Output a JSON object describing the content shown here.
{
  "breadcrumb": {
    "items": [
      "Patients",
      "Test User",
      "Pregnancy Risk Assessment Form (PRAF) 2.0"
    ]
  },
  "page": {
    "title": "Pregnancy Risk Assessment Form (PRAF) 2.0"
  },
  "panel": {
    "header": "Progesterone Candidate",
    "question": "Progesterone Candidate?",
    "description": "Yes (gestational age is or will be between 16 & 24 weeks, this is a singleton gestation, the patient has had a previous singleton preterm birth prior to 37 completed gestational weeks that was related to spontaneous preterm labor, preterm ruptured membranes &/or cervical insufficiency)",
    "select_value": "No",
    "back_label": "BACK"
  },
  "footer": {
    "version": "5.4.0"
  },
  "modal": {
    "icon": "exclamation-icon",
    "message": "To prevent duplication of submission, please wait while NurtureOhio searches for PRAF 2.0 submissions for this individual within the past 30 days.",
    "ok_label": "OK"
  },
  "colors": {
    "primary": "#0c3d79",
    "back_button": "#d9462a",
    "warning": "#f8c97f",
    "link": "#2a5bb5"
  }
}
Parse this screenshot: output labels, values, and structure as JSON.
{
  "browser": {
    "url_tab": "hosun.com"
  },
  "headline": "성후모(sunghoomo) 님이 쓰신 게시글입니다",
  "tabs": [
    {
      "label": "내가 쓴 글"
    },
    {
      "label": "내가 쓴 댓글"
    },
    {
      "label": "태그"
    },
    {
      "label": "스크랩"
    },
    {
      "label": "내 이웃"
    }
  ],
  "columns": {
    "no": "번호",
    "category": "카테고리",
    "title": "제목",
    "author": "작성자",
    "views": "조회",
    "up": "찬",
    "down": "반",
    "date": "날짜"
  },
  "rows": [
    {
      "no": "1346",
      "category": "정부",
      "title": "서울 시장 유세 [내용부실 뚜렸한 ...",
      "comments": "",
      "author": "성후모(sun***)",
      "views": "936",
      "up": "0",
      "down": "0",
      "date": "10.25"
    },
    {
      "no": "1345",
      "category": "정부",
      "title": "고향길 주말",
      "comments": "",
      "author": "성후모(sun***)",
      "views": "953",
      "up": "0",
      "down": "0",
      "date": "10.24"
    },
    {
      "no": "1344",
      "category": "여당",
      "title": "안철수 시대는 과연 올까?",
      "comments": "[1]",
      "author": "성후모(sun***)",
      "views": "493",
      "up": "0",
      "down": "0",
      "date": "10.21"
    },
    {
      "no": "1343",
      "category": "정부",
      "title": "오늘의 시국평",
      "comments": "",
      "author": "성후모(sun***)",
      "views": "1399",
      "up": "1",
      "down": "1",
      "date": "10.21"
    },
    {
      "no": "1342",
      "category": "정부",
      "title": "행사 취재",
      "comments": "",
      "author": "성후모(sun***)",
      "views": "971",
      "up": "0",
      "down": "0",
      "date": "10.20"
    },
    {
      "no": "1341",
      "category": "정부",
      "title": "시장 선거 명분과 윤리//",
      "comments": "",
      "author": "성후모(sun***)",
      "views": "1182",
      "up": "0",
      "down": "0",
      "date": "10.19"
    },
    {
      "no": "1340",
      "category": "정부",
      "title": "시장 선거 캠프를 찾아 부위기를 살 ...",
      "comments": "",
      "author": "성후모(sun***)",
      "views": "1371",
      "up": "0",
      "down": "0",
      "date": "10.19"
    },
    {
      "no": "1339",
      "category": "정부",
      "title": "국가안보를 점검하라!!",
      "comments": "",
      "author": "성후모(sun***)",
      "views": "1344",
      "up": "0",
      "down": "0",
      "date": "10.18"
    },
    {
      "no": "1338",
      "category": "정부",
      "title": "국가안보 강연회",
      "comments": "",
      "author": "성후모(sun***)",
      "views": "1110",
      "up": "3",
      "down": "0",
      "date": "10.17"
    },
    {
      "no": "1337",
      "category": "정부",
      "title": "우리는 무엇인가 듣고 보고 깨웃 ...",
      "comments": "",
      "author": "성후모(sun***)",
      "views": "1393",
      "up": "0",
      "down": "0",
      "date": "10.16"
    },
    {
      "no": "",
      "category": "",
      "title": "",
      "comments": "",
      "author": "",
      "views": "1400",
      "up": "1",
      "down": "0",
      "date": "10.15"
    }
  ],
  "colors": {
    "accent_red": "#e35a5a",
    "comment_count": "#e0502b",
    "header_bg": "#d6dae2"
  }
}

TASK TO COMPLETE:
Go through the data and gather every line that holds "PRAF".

WRITTEN SOLUTION:
      "Pregnancy Risk Assessment Form (PRAF) 2.0"
    "title": "Pregnancy Risk Assessment Form (PRAF) 2.0"
    "message": "To prevent duplication of submission, please wait while NurtureOhio searches for PRAF 2.0 submissions for this individual within the past 30 days.",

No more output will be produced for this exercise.